- [Listed records]
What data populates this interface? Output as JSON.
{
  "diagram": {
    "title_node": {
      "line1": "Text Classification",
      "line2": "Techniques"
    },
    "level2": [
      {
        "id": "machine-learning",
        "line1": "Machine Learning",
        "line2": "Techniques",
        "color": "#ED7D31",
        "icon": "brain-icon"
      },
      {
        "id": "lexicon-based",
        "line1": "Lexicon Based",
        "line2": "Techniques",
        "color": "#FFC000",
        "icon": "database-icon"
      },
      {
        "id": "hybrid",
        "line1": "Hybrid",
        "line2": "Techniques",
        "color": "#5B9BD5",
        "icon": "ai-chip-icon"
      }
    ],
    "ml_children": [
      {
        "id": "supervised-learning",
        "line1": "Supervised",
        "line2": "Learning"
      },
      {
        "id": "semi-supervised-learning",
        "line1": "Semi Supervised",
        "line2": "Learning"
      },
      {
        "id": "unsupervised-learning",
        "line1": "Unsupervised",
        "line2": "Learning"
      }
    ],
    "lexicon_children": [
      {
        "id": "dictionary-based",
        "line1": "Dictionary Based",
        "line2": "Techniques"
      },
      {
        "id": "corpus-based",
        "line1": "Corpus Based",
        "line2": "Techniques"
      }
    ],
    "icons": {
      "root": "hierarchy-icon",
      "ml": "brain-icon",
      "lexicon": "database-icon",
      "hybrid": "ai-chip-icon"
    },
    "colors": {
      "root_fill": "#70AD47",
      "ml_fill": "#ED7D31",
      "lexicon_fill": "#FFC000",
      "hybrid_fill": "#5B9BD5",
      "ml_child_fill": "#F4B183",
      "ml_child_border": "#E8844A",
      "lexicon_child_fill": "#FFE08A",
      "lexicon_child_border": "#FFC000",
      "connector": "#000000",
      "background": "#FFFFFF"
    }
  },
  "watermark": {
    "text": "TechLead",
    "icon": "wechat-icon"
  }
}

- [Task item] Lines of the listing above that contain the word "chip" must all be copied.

- [Result]
        "icon": "ai-chip-icon"
      "hybrid": "ai-chip-icon"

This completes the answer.